By 1912, Blumenschein, Oscar E. Berninghaus, E. Irving Couse, W. Herbert 'Buck' Dunton, and Joseph Sharp had arrived in Taos. These five plus Phillips shared a strong attraction to Taos and formalized their relationship by creating the Taos Society of Artists, which existed from 1915 to 1927. The Society sent traveling shows of its Members' works throughout the country. The images they created, frequently of American Indians in traditional garb, northern New Mexico Hispanos and old-timer Anglo-Americans, as well as landscapes, came to define the first decades of the art colony.

Wikipedia: https://en.wikipedia.org/wiki/Taos_Society_of_Artists

Artist: Blanche C. Grant
Title: Untitled (Portrait of Woman)
Date: n.d.
Medium: Oil on canvas
Dimensions: Overall: 13 11/16 x 12 3/16 in. (34.7 x 30.9 cm)
Blanche C. Grant (1874-1948)
n.d.
Blanche C. Grant
Artist: Blanche C. Grant
Title: Untitled (Taos Pueblo Church)
Date: c. 1920
Medium: Oil on board
Dimensions: Overall: 16 1/8 x 20 1/16 in. (41 x 51 cm) frame: 22 1/8 x 26 1/8 in. (56.2 x 66.4 cm)
Blanche C. Grant (1874-1948)
c. 1920
Blanche C. Grant
Artist: Victor Higgins
Title: Winter Funeral
Date: c. 1931
Medium: Oil on canvas
Dimensions: Framed: 51 1/4 × 64 1/2 × 2 1/2 in. (130.2 × 163.8 × 6.4 cm)
Victor Higgins United States (1884-1949)
Painter. At fifteen, Victor Higgins defied his parents’ wishes and left his native Indiana for Chicago, where he studied at the Art Institute and the Academy of Fine Arts. Sponsored by ex-mayor and collector Carter Harrison, Higgins spent two and half years studying and traveling in Europe. While in Munich, he associated with fellow art students Walter Ufer and Martin Hennings. The year after his return (1914), Harrison sent him on a painting trip to New Mexico. There Higgins found the strong light, brilliant color, and lure of the land a powerful antidote to the confines of academic training. He joined the Taos Society of Artists in 1917, but he continued to divide his time between Chicago and Taos for some years and to exhibit in Indianapolis and New York, with an occasional painting sent to Europe. As a link between his more conservative colleagues and the emerging artistic developments of the twentieth century, Higgins wedded theory to his own intuitively derived visual harmonies. The result was a rich and varied body of work in still life, figure painting, and, most significantly, landscape.

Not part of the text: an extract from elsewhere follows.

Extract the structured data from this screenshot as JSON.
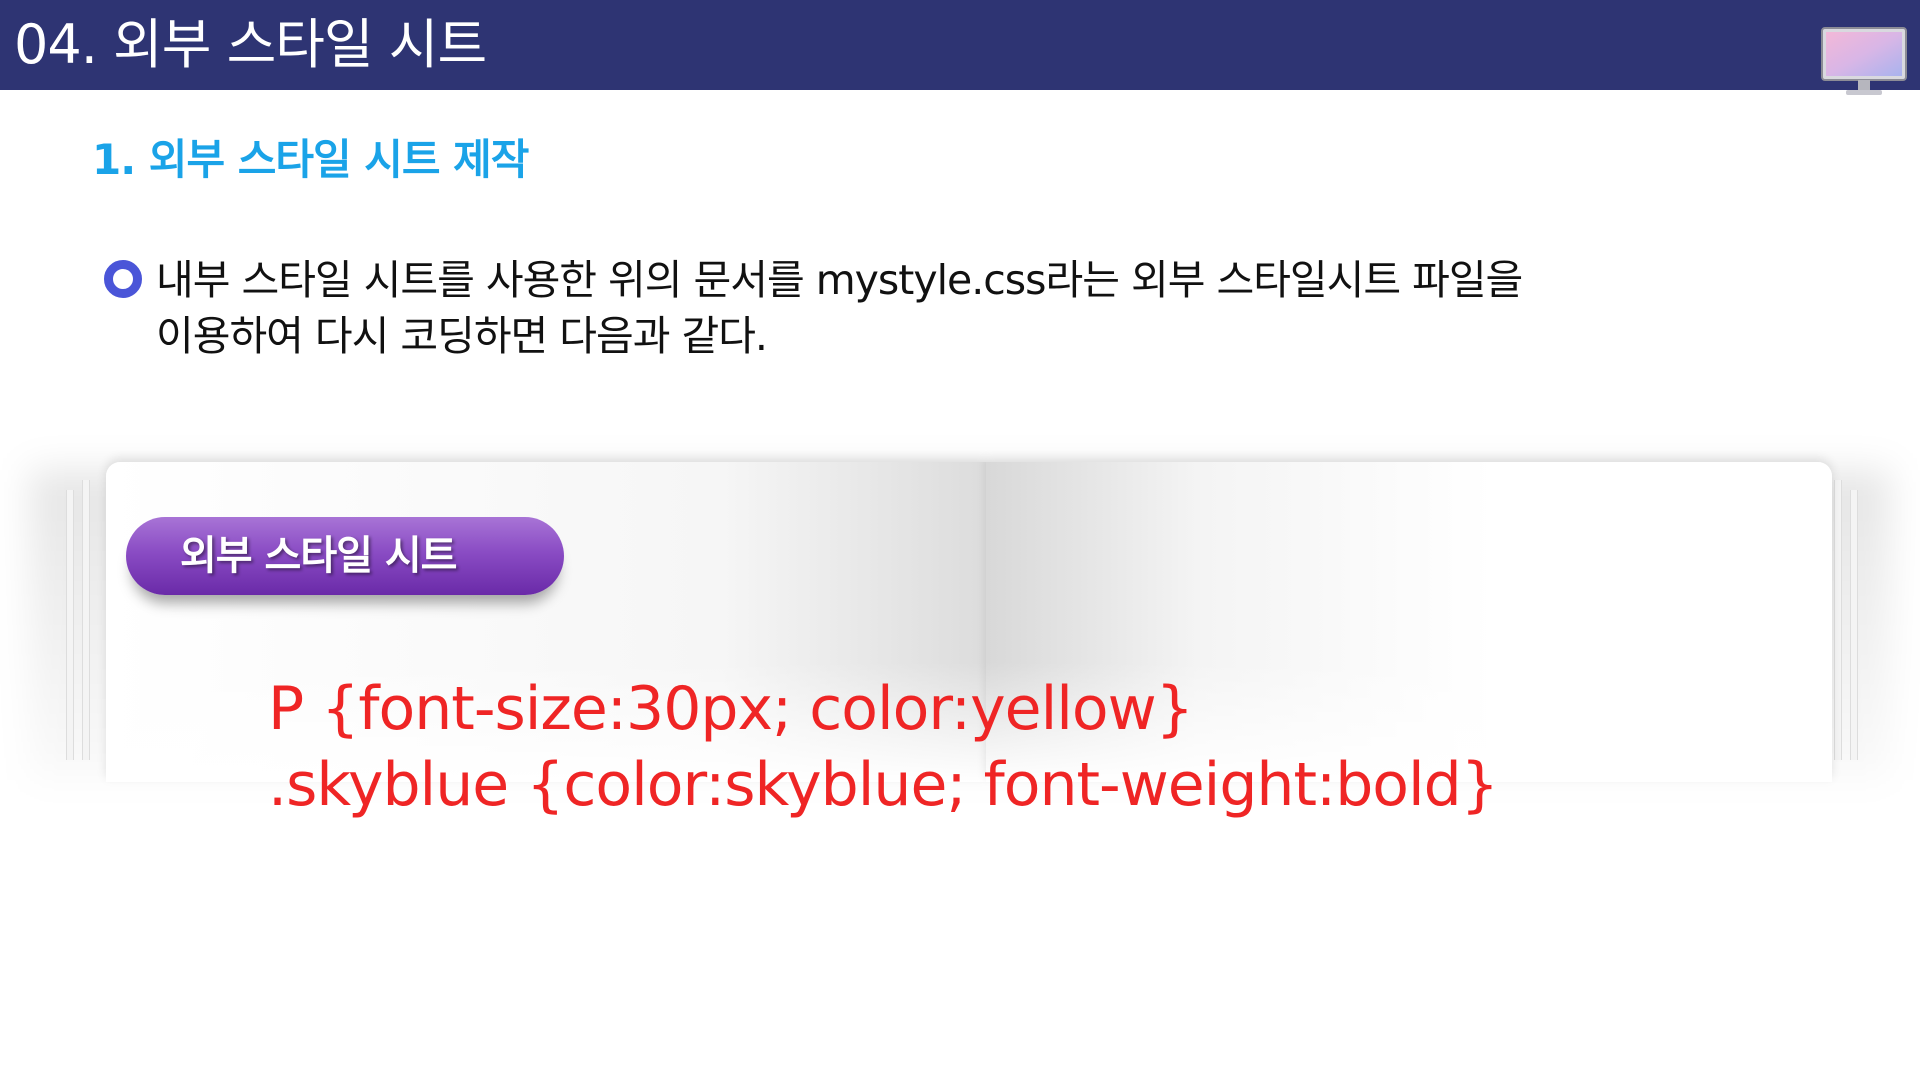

References
Art Gallery of the University of Notre Dame and the Indianpolis Museum of Art. Victor Higgins. Notre Dame, Ind.: Art Gallery of the University of Notre Dame and Indianapolis Museum of Art, 1975.

Bickerstaff. Pioneer Artists of Taos, pp. 175–93.

Art Museum of South Texas. Victor Higgins in New Mexico. Corpus Christi: Art Museum of South Texas, 1984.

Charles Eldredge, Julie Schimmel, and William H. Truettner Art in New Mexico, 1900–1945: Paths to Taos and Santa Fe (Washington, DC: National Museum of American Art, Smithsonian Institution, 1986)


https://americanart.si.edu/artist/victor-higgins-5975
c. 1931
Victor Higgins
Artist: Walter Ufer
Title: Winter in New Mexico
Date: c.1930
Medium: Oil painting
Dimensions: Overall: 22 1/4 x 20 1/16 in. (56.5 x 51 cm) frame: 28 x 25 3/4 in. (71.1 x 65.4 cm)
Walter Ufer (1876-1936)
c.1930
Walter Ufer